Times Higher Editor John O’Leary wrote that the new list has “a bigger poll of academics, more complete statistics, and the addition of a survey of global recruiters.”

Changes in the methodology of the evaluations are the reason many schools like Cornell have shifted places.

While all of the Ivies and many other top U.S. schools are represented, the order in which they appear is very different from popular American lists such as U.S. News and World Report. The differences between the two rankings lie in the scales used by each publication.

The Times Higher uses six categories to compute an overall score for each university. Schools are evaluated on each criterion and then given an overall score. Unlike college rankings lists that use overall university statistics such as retention rates and selectivity, the categories used by the Times Higher are more focused on the academic quality of the university, such as international academic reputation.

“The core of our analysis is peer review, which has long been accepted as the most reliable means of gauging institutional quality,” wrote Martin Ince of The Times Higher.

Of the six criteria used, peer review is the most significant and constitutes 40 percent of a school’s score. Cornell’s peer review score was a 56, the same as Columbia’s. Only Harvard Princeton and Yale in the Ivy League had higher peer review scores.

“We’re well-known all over the world because we have a global reach,” said Simeon Moss ’73, Cornell’s press office director.

Also evaluated are the schools’ abilities to recruit successful students (10 percent), student/faculty ratio (20 percent), amount of international students and faculty (5 percent each) and faculty citations (20 percent).

Cornell’s overall score was 58.1. Its highest mark was in recruitment with a score of 71 out of a possible 100, while an 11 in the international faculty rating was the lowest score.

Also published alongside the international top 200 list were top 50 rankings organized by continent. In North America, Cornell rose from 14th place to ninth. In the North American list, Cornell is fourth among the Ivies, behind Harvard, Yale and Princeton.

Compared to science universities internationally, Cornell ranked 11th. In social science, Cornell finished 16th.

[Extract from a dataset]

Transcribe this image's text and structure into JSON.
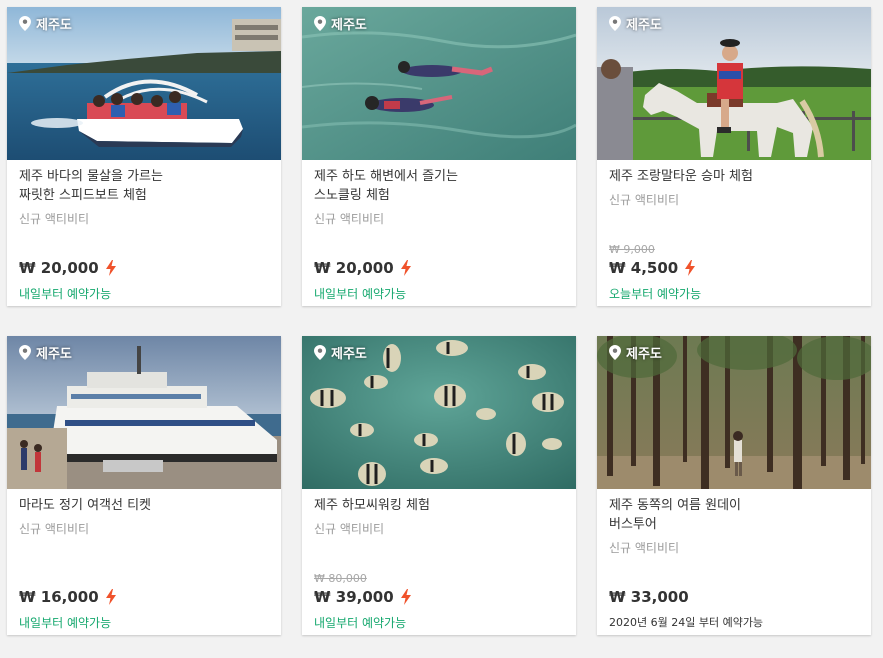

“It is gratifying to know that people recognize the excellence of Cornell,” Moss said of the rankings list.

Archived article by Nate Lowry
Sun Contributor